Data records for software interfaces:
----

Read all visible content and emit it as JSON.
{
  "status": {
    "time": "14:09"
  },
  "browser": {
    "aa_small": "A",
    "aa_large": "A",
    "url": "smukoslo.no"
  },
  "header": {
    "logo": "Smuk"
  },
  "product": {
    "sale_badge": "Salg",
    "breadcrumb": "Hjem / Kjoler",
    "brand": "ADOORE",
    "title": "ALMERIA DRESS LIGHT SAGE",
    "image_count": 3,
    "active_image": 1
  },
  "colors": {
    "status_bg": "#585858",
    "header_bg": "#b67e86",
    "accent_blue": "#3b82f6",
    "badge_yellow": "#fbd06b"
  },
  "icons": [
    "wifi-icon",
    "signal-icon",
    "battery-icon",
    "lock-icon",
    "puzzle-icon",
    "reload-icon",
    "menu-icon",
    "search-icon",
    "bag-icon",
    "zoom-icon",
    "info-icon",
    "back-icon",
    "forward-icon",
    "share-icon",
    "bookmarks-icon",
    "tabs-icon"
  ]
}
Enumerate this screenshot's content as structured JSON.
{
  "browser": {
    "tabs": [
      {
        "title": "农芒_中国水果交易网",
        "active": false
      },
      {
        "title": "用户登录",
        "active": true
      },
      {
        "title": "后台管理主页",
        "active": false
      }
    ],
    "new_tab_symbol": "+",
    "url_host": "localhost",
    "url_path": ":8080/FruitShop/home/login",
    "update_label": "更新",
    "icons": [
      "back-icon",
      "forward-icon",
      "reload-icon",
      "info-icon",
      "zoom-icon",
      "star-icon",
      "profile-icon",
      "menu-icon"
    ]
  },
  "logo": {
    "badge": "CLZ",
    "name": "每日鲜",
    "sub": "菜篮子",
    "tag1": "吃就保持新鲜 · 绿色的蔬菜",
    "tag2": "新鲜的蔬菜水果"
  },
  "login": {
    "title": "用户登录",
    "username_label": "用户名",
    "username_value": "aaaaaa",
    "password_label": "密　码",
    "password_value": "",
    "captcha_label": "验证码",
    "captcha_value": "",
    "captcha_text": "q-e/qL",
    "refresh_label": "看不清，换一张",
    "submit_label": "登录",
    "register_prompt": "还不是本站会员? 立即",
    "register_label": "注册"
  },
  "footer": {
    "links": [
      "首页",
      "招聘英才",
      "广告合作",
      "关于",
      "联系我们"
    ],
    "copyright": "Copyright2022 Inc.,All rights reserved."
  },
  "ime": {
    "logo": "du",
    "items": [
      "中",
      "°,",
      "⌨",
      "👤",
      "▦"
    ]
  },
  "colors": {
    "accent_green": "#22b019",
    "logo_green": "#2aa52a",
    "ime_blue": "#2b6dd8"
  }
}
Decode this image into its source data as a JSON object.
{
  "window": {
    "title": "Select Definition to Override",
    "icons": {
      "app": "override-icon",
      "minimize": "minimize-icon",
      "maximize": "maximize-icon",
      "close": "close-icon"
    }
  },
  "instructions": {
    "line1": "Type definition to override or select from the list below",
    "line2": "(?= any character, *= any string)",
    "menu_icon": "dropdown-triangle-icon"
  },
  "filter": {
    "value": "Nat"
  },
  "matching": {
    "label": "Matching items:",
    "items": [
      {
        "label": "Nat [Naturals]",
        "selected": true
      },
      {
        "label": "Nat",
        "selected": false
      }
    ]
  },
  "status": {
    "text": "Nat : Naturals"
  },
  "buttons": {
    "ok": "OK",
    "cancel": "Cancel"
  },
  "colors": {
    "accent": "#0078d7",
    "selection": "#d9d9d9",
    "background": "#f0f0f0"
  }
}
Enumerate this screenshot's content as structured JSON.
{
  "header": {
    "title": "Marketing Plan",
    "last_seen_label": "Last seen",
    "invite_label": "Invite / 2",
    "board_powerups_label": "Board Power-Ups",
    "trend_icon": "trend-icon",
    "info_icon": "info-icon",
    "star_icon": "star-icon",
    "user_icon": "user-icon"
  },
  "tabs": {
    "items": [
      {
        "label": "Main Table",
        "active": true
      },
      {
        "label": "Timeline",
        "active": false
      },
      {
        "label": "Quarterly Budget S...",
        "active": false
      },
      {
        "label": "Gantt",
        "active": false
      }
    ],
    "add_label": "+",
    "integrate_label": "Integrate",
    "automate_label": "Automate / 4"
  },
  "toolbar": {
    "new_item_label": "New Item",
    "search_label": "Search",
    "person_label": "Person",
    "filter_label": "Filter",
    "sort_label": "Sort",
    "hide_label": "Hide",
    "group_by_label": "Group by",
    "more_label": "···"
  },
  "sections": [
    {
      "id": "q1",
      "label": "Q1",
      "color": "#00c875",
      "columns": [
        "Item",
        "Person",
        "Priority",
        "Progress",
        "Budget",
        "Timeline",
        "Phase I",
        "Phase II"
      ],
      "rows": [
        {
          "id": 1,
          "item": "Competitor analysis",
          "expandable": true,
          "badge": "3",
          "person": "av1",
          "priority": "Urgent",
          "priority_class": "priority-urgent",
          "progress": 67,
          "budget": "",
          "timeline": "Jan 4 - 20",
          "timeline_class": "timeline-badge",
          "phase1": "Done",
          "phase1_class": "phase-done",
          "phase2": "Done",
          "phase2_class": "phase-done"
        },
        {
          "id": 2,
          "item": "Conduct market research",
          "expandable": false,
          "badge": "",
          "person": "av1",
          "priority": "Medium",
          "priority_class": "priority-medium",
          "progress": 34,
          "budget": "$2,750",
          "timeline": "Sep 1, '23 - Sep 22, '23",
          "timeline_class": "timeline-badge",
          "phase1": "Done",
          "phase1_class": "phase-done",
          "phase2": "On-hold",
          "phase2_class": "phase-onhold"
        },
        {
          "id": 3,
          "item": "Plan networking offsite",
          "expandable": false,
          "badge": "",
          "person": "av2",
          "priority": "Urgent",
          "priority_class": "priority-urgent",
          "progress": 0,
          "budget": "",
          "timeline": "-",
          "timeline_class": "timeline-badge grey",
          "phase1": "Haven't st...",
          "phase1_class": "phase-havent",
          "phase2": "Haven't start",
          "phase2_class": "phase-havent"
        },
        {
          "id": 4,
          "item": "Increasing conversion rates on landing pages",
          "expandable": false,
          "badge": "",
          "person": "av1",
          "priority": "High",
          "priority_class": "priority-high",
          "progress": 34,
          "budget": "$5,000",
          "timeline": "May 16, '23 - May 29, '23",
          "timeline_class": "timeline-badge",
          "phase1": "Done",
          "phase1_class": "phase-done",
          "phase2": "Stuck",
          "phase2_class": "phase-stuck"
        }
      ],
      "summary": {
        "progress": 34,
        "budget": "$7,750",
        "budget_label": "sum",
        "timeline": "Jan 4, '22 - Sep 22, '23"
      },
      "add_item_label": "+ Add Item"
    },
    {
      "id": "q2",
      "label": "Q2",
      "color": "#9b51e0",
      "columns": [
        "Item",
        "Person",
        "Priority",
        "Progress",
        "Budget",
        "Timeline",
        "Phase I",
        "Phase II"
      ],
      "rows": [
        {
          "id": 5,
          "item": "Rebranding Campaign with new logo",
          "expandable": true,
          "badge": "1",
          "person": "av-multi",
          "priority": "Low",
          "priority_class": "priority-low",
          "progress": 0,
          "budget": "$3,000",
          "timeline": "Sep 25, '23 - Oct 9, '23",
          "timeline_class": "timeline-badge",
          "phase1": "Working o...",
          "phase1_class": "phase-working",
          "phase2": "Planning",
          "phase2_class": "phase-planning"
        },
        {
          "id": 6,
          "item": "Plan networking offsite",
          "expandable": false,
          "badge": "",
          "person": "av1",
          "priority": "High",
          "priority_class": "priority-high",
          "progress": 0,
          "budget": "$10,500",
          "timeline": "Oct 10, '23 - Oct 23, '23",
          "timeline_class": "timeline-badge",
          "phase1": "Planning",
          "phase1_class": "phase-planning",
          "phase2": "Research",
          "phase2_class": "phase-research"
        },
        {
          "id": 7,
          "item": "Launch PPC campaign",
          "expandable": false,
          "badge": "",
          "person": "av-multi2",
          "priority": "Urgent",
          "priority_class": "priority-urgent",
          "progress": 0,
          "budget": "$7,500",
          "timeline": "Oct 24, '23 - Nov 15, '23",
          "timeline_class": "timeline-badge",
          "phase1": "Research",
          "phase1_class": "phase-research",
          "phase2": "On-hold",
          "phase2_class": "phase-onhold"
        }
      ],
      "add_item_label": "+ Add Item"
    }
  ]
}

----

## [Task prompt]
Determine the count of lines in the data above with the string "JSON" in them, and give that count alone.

## [Result of this task]
4